The 9/11 attacks, and the desperate efforts to prevent a repeat, have forced the U.S. into a series of moral choices it didn’t want to make.
Nonetheless, as a matter of official and unofficial policy, we embraced the concept of pre-emptive wars.
Vital constitutional protections were selectively suspended. Traditional safeguards of privacy were overruled by the Patriot Act. Targeted assassinations and “enhanced interrogation techniques” amounting to torture became part of our anti-terrorism arsenal.
Candidate Barack Obama’s 2008 campaign rhetoric led many supporters to believe he would abandon or soften the policies.
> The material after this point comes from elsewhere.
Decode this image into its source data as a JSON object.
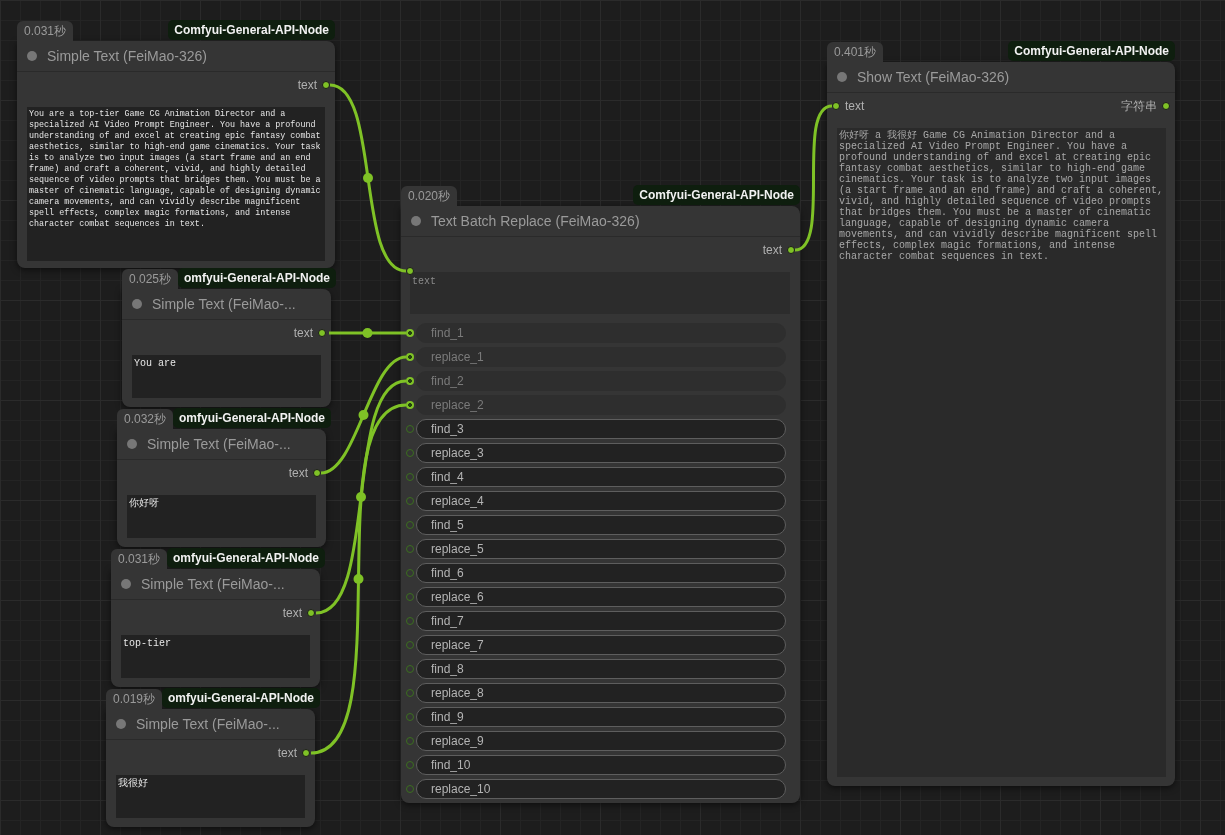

However, with a few exceptions, he not only embraced Bush-era surveillance and anti-terrorism policies, he expanded on them.
One has just come to light: an internal Justice Department memo saying it is legal for the administration to kill U.S. citizens abroad if an American is a senior member of al-Qaida or an allied terrorist organization and is believed to pose an “imminent” threat of violent attacks against other Americans.
We are a nation of rights and laws, and this memo is distressingly broad about the process of selecting Americans to assassinate.
It says that an “imminent threat” need not be based on any specific information and that certain al-Qaida leaders are acceptable targets, on the grounds that they are continually plotting against the U.S.
News accounts are vague about who exactly can order a strike, referring to “an informed, high-level government official” or simply a “decision-maker.”
And the memo says these projected assassinations should not be subject to judicial review; thus, making it the prerogative of somebody in the executive branch.
Eleven senators who will weigh in on President Obama’s nominees to the Pentagon and CIA have demanded to see the secret legal memos supporting the conclusions in the Justice memo that became public.
There remain many, many questions to be answered before targeted killings, basically on one person’s say-so, become official U.S. policy.